Brett Smith focused the Diversity Lecture on what sport psychology could learn from including disability. Smith highlighted that disability is a form of social oppression and focused on the problems of defining disability through a disabling medical model. He encouraged practitioners and researchers to utilize a social relational model to define disability as it defines problems within society rather than within the individual. As part of his talk, Smith focused on the importance of narratives, a theme that re-appeared in the Diversity Panel with Angela Hucles, Wade Davis, and Hudson Taylor as they repeatedly emphasized the power of language and narrative discourse. The panel offered the most powerful dialogue I have heard at an AASP conference when Wade Davis revealed he was so worried his teammates would notice he was gay from watching him running on film that he could not incorporate the technical feedback he was receiving from teammate Champ Bailey.
Sheryl Swoopes was the second recipient of the AASP Performance Excellence Award. Swoopes' acceptance speech was built around her personal pillars for success - determination, focus, perseverance, hard work, and sacrifice. During the talk, Swoopes acknowledged that she worked with a psychologist during her playing career with the Houston Comets and received quite an ovation when she stated that she believed sport psychology professionals should be mandatory in all universities. The most entertaining part of her speech may have been the story of her fabricated 4:25 mile time leading into the 1996 Olympic Training Camp for the U.S. Women's basketball team. In her defense, Google search was not a common companion back then, so Swoopes did not realize she would have only been 9 seconds off the American women's mile record at the time.

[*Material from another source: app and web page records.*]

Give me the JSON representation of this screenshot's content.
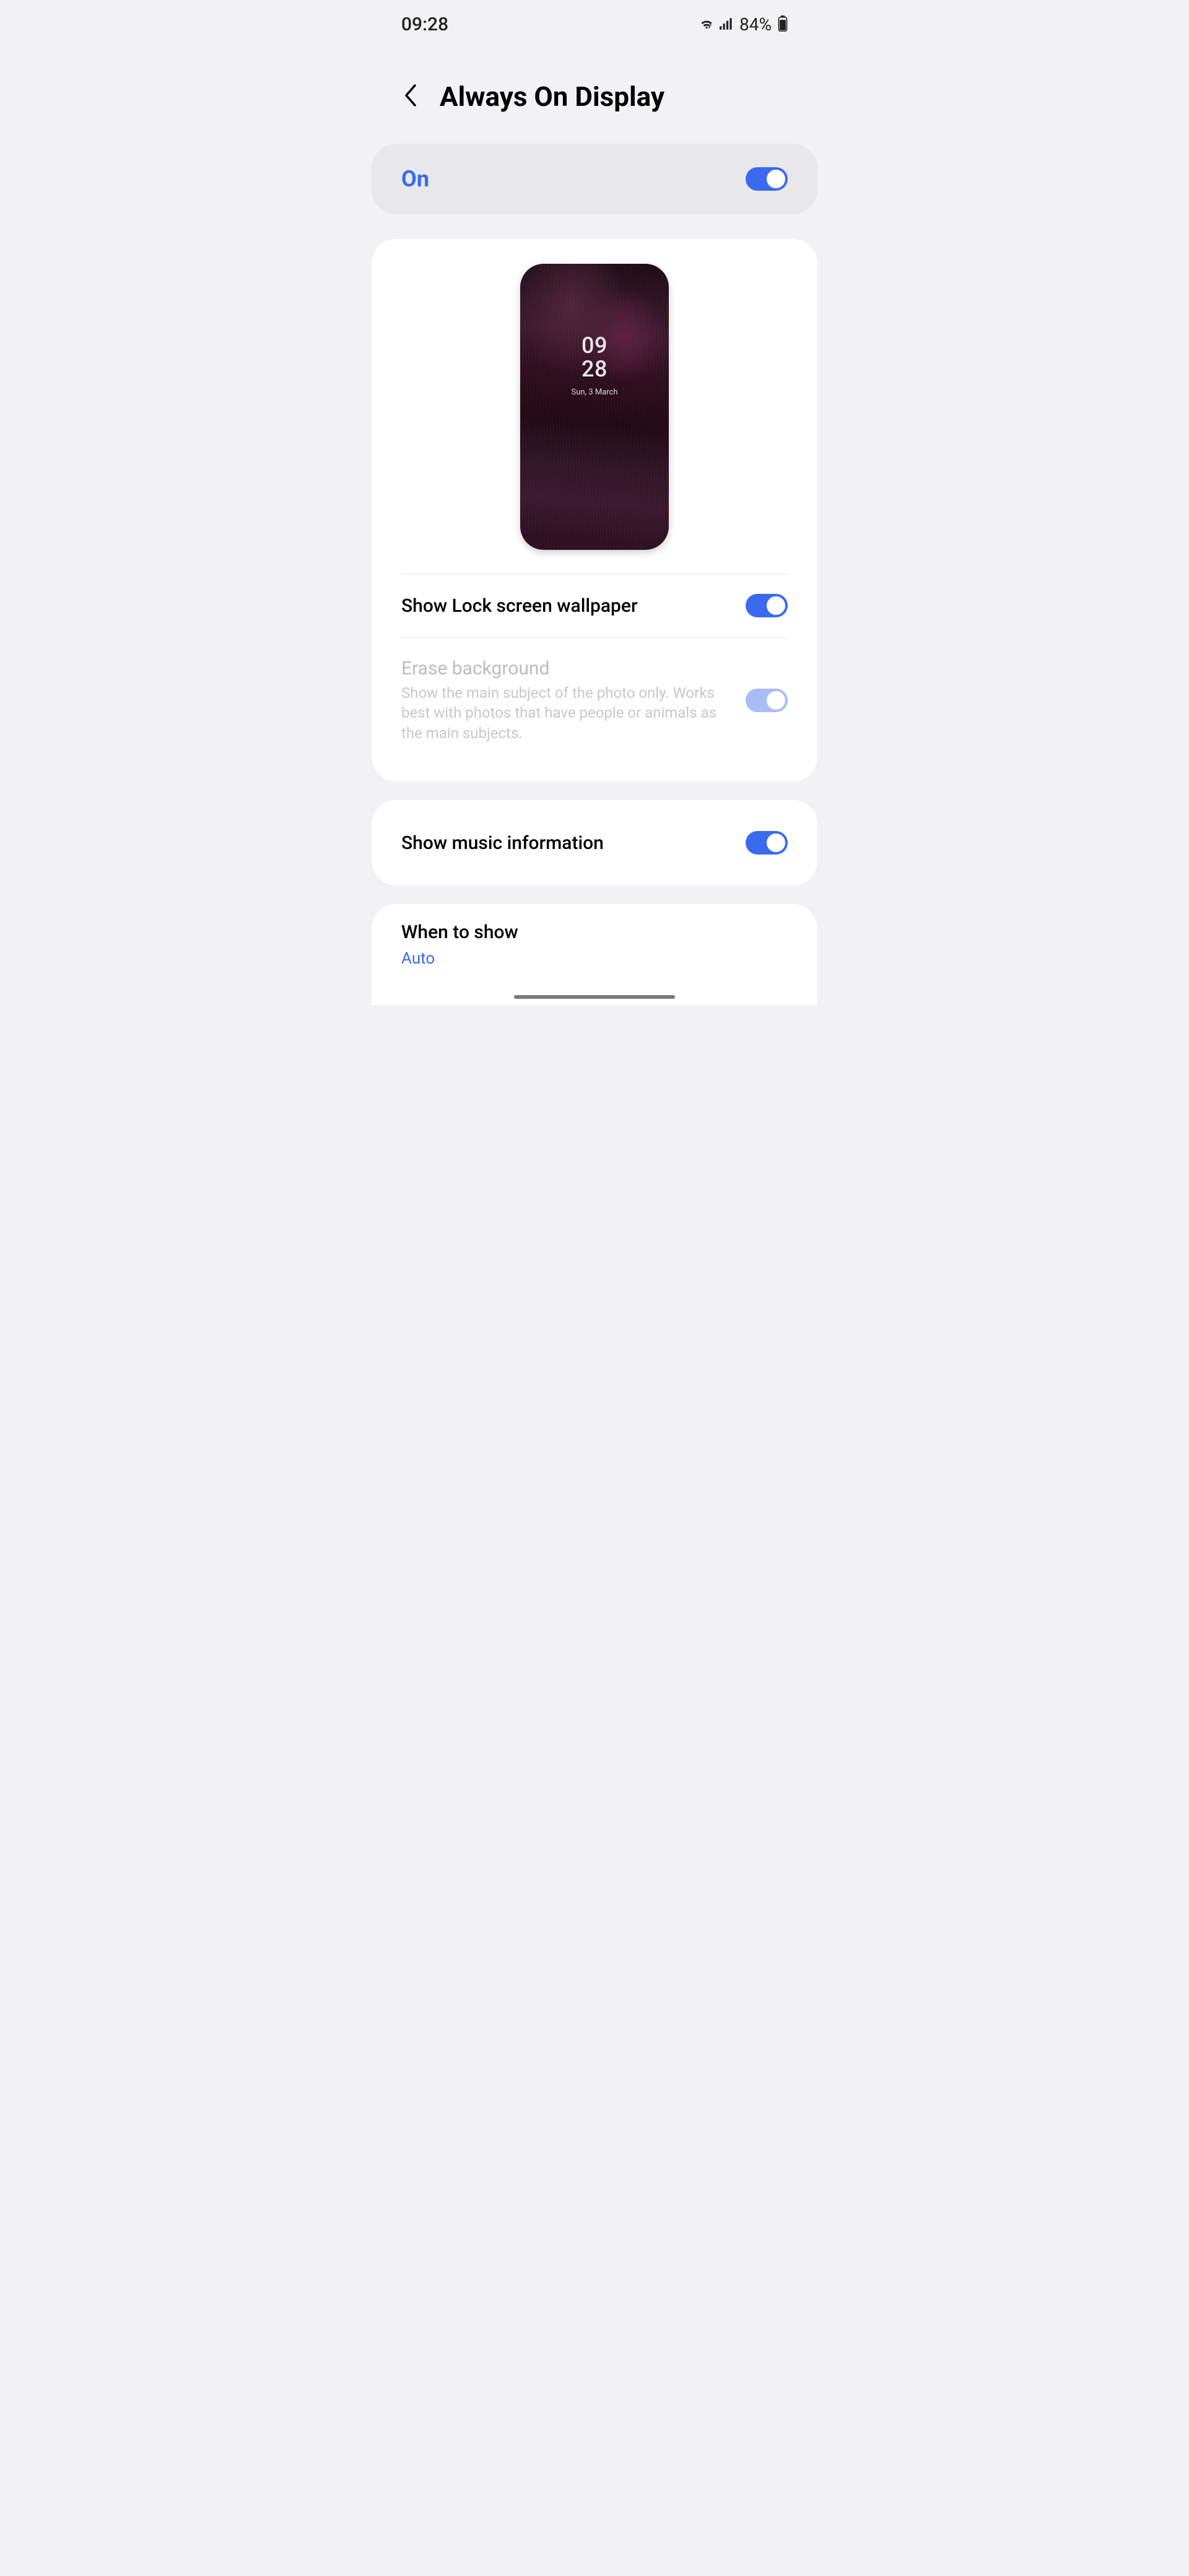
{
  "status": {
    "time": "09:28",
    "battery_pct": "84%"
  },
  "header": {
    "title": "Always On Display"
  },
  "master": {
    "label": "On",
    "on": true
  },
  "preview": {
    "hour": "09",
    "minute": "28",
    "date": "Sun, 3 March"
  },
  "rows": {
    "wallpaper": {
      "title": "Show Lock screen wallpaper",
      "on": true
    },
    "erase": {
      "title": "Erase background",
      "sub": "Show the main subject of the photo only. Works best with photos that have people or animals as the main subjects.",
      "on": true,
      "disabled": true
    },
    "music": {
      "title": "Show music information",
      "on": true
    },
    "when": {
      "title": "When to show",
      "value": "Auto"
    }
  }
}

Anne Marte Pensgaard gave a perfect illustration of evidence-based practice in the International Lecture, as she outlined how she incorporates her motivational climate research and other theoretical evidence into consulting with Olympic athletes. A powerful theme that came through Pensgarards's talk was the need for sport psychology professionals on site at the Olympic venues as identified through the angst that takes place when favorites have not won gold four days into an Olympic Games. This theme was reiterated in the Performance Psychology Panel as Alan Ashley, Sean McCann, and Gloria Balague discussed the heightened stress experienced by coaches and administrators alike at the Olympic Games. The panel discussion identified sport psychology as a cog in a comprehensive integrated approach to performance enhancement that takes place within the United States Olympic Committee. Interestingly, Ashley indicated that it is hard to quantify the success of sport psychology outside of coach and athlete feedback, illustrating the need to continue to discuss best practices in assessing and quantifying success of sport psychology practitioners.

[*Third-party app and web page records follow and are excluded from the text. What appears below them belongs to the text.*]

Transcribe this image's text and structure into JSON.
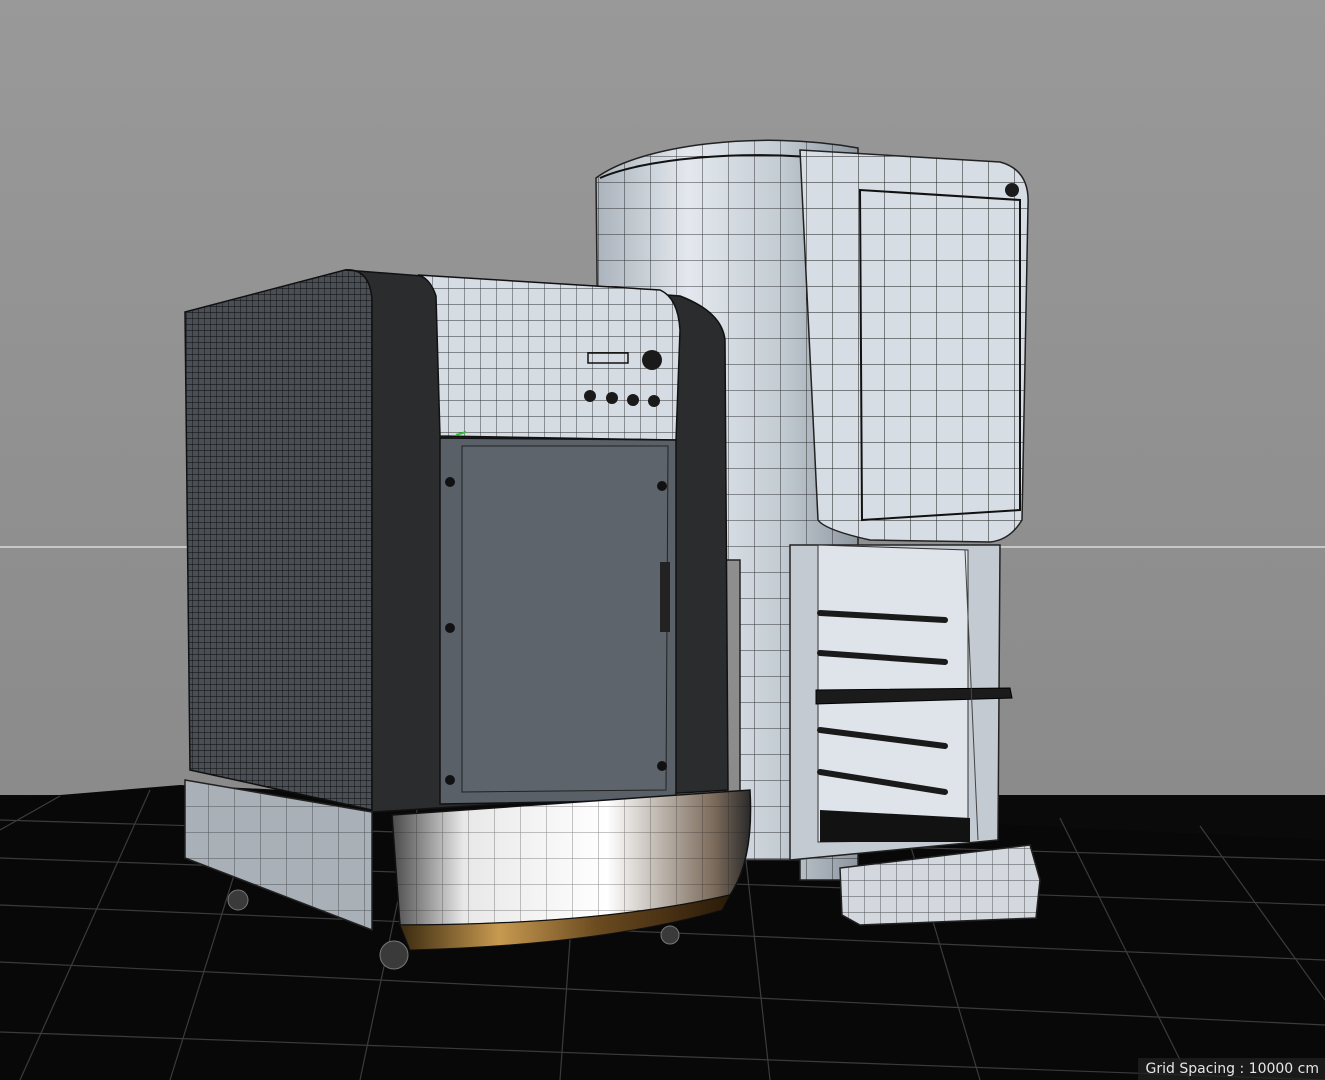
{
  "viewport": {
    "grid_spacing_label": "Grid Spacing : 10000 cm"
  },
  "colors": {
    "background": "#909090",
    "floor": "#090909",
    "grid_lines": "#3a3a3a",
    "horizon": "#d8d8d8",
    "mesh_light": "#c9d1d9",
    "mesh_dark": "#2f2f2f",
    "wire": "#111111"
  },
  "icons": [
    "gizmo-axis-icon"
  ]
}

Finally, the conference marks a transition for AASP Presidents. Jack Watson concluded his Past Presidency by planning a wonderful 2014 conference in Las Vegas. Even though Jack's Presidential period has passed, his focus will remain on moving forward the Future of Certification Ad Hoc Committee. Jon Metzler concluded his Presidency with a strong emphasis on further defining the field of sport psychology and branding the organization. Rob Schinke shared his vision in the Presidential Address and challenged AASP to become a global leader by establishing international regional conference partners, deepening international connections, and extending our domain to worldwide organizations through outreach. As Las Vegas has come to a close, it is now time to turn our attention to the possibilities and highlights ahead in Indianapolis in 2015. I believe Jon Metzler has already put on his conference planning hat, so we should be in for another great conference next year.